Global inventories will jump to a record this year as production outpaces use for a fourth straight season, and China, the biggest consumer, cuts imports by 46 percent, the USDA forecasts. Prices have tumbled 65 percent since reaching a record in March 2011. The fiber accounts for as much as 14 percent of the cost of goods sold for Winston Salem, North Carolina-based Hanesbrands Inc.

"We're seeing seasonal harvest pressure" on prices, Phil Streible, a commodities broker at RJO Futures in Chicago, said in a telephone interview Wednesday. "The deliverable stocks are continuing to increase."

Cotton futures for December delivery dropped 0.6 percent to settle at 77.84 cents a pound at 2:35 p.m. on ICE in New York, after reaching 77.68 cents, the lowest for a most-active contract since Jan. 18. Prices fell for a ninth session, the longest slide since May 31.

Prices slumped 11 percent this month, the most among the 24 raw materials in the Standard & Poor's GSCI Spot Index.

World production will total 25.6 million metric tons in the year that began Aug. 1, outpacing consumption estimated at 23.8 million tons, the USDA said in September.

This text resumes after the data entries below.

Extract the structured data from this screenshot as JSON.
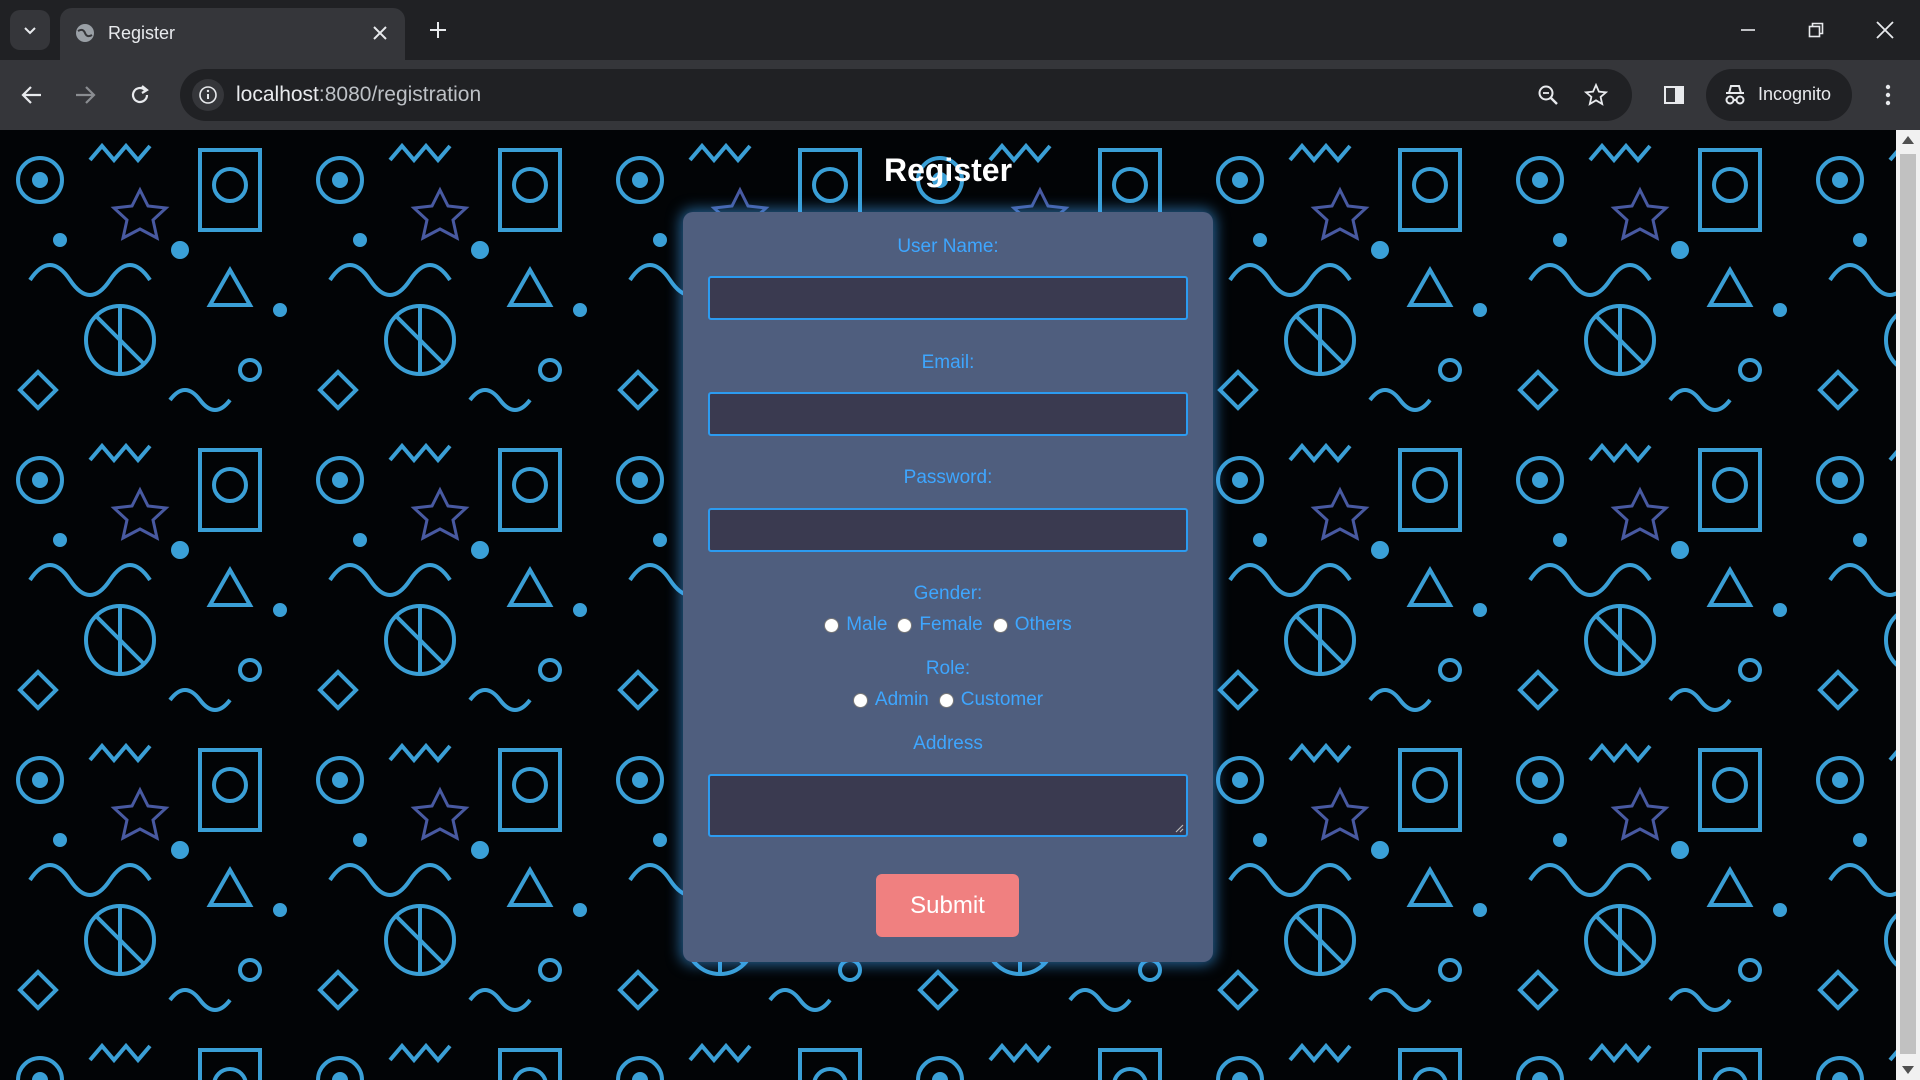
{
  "browser": {
    "tab_title": "Register",
    "url_host": "localhost",
    "url_path": ":8080/registration",
    "incognito_label": "Incognito",
    "icons": [
      "tab-search-icon",
      "globe-icon",
      "close-icon",
      "plus-icon",
      "minimize-icon",
      "restore-icon",
      "close-window-icon",
      "back-arrow-icon",
      "forward-arrow-icon",
      "reload-icon",
      "site-info-icon",
      "zoom-icon",
      "star-icon",
      "side-panel-icon",
      "incognito-icon",
      "kebab-menu-icon"
    ]
  },
  "page": {
    "title": "Register",
    "colors": {
      "card": "#4f5e7e",
      "label": "#3ea6ff",
      "input_bg": "#3a3a50",
      "input_border": "#2c9bf0",
      "submit_bg": "#f08080",
      "doodle": "#3a9fd6"
    }
  },
  "form": {
    "username_label": "User Name:",
    "username_value": "",
    "email_label": "Email:",
    "email_value": "",
    "password_label": "Password:",
    "password_value": "",
    "gender_label": "Gender:",
    "gender_options": [
      "Male",
      "Female",
      "Others"
    ],
    "role_label": "Role:",
    "role_options": [
      "Admin",
      "Customer"
    ],
    "address_label": "Address",
    "address_value": "",
    "submit_label": "Submit"
  }
}
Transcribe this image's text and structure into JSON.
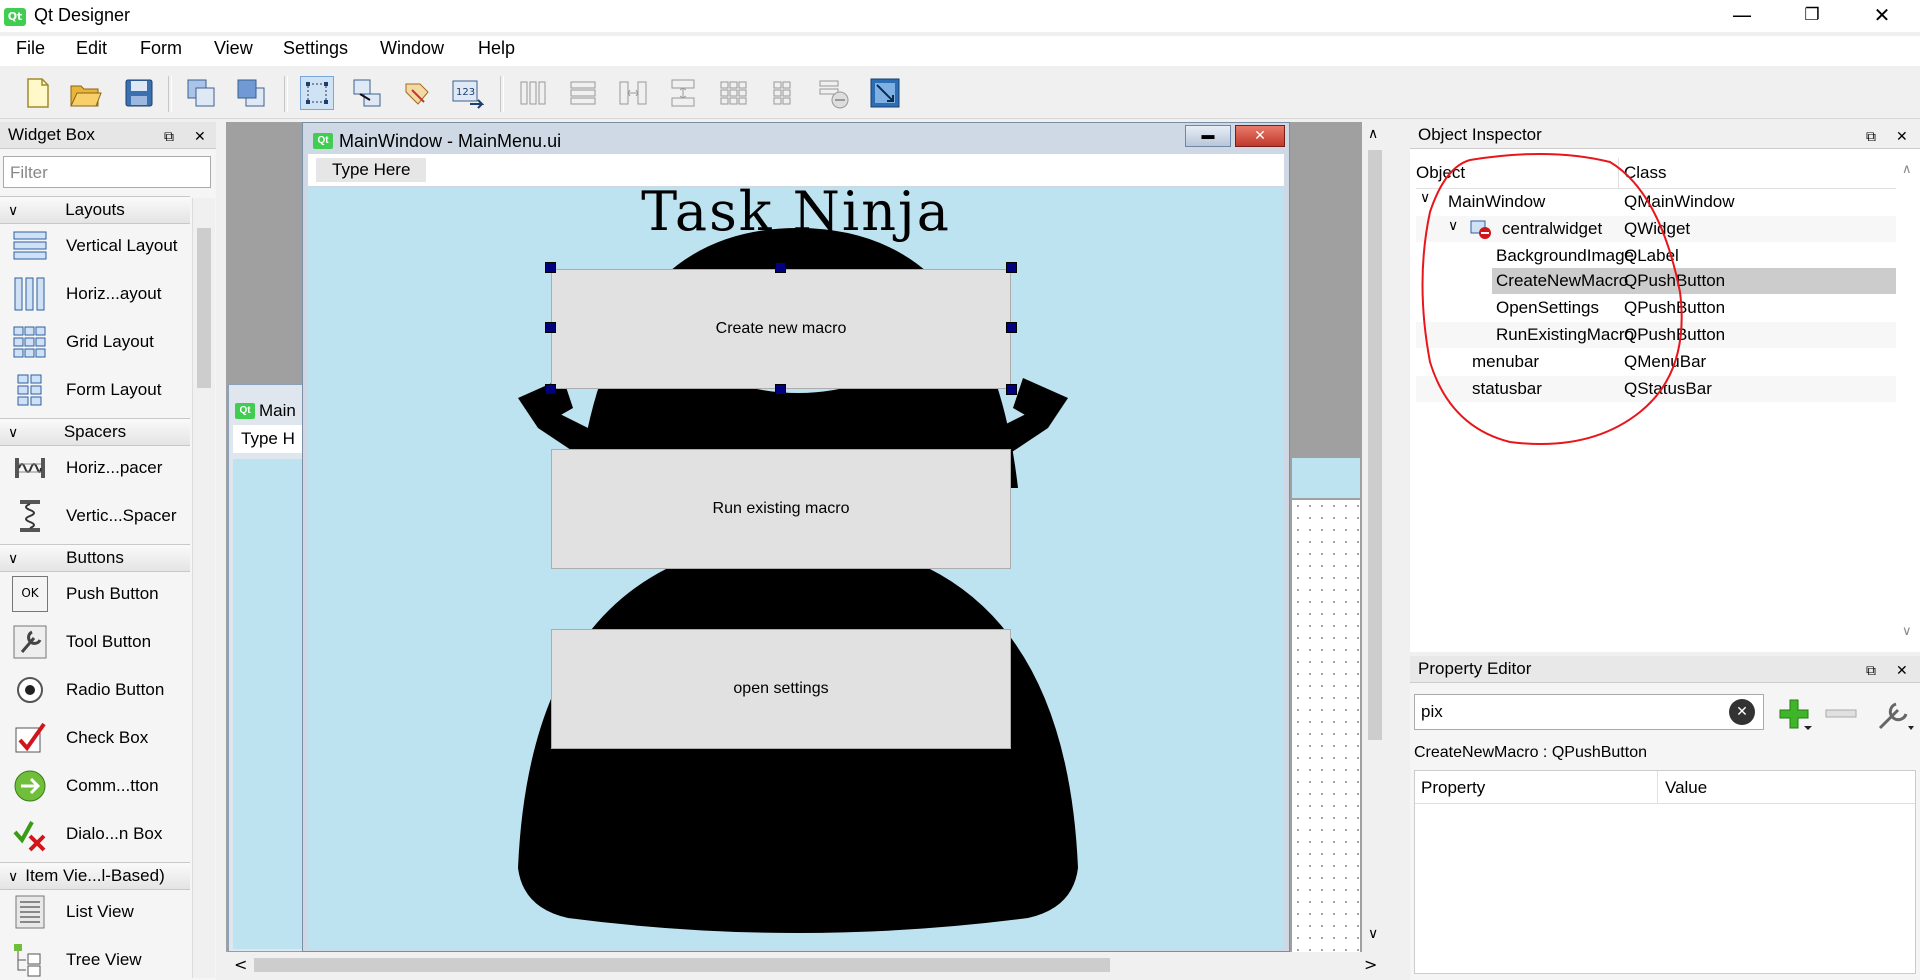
{
  "window": {
    "title": "Qt Designer",
    "app_icon_text": "Qt",
    "minimize": "—",
    "restore": "❐",
    "close": "✕"
  },
  "menu": [
    "File",
    "Edit",
    "Form",
    "View",
    "Settings",
    "Window",
    "Help"
  ],
  "toolbar_icons": [
    "new-form-icon",
    "open-form-icon",
    "save-form-icon",
    "send-to-back-icon",
    "bring-to-front-icon",
    "edit-widgets-icon",
    "edit-signals-slots-icon",
    "edit-buddies-icon",
    "edit-tab-order-icon",
    "lay-out-horizontally-icon",
    "lay-out-vertically-icon",
    "lay-out-horizontal-splitter-icon",
    "lay-out-vertical-splitter-icon",
    "lay-out-grid-icon",
    "lay-out-form-icon",
    "break-layout-icon",
    "adjust-size-icon"
  ],
  "widget_box": {
    "title": "Widget Box",
    "filter_placeholder": "Filter",
    "categories": {
      "layouts": "Layouts",
      "spacers": "Spacers",
      "buttons": "Buttons",
      "item_views": "Item Vie...l-Based)"
    },
    "items": {
      "vertical_layout": "Vertical Layout",
      "horizontal_layout": "Horiz...ayout",
      "grid_layout": "Grid Layout",
      "form_layout": "Form Layout",
      "horizontal_spacer": "Horiz...pacer",
      "vertical_spacer": "Vertic...Spacer",
      "push_button": "Push Button",
      "tool_button": "Tool Button",
      "radio_button": "Radio Button",
      "check_box": "Check Box",
      "command_button": "Comm...tton",
      "dialog_button_box": "Dialo...n Box",
      "list_view": "List View",
      "tree_view": "Tree View"
    },
    "ok_icon_text": "OK"
  },
  "form": {
    "title": "MainWindow - MainMenu.ui",
    "icon_text": "Qt",
    "type_here": "Type Here",
    "heading": "Task Ninja",
    "buttons": {
      "create": "Create new macro",
      "run": "Run existing macro",
      "settings": "open settings"
    },
    "back_window_title": "Main",
    "back_type_here": "Type H"
  },
  "object_inspector": {
    "title": "Object Inspector",
    "col_object": "Object",
    "col_class": "Class",
    "rows": [
      {
        "name": "MainWindow",
        "cls": "QMainWindow"
      },
      {
        "name": "centralwidget",
        "cls": "QWidget"
      },
      {
        "name": "BackgroundImage",
        "cls": "QLabel"
      },
      {
        "name": "CreateNewMacro",
        "cls": "QPushButton"
      },
      {
        "name": "OpenSettings",
        "cls": "QPushButton"
      },
      {
        "name": "RunExistingMacro",
        "cls": "QPushButton"
      },
      {
        "name": "menubar",
        "cls": "QMenuBar"
      },
      {
        "name": "statusbar",
        "cls": "QStatusBar"
      }
    ],
    "selected": "CreateNewMacro",
    "annotation_color": "#e8161b"
  },
  "property_editor": {
    "title": "Property Editor",
    "filter_value": "pix",
    "object_label": "CreateNewMacro : QPushButton",
    "col_property": "Property",
    "col_value": "Value"
  },
  "colors": {
    "form_bg": "#bde3f0",
    "selection": "#cccccc",
    "handles": "#000080"
  }
}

The harvest in the U.S. will reach 2.92 million tons, 31,000 tons bigger than estimated in September, Cotlook Ltd., the publisher of a benchmark cotton index, said Oct. 25.

Shares of North America-based apparel companies tracked by Bloomberg Industries advanced 79 percent since January 2012, as declining cotton prices helped boost margins.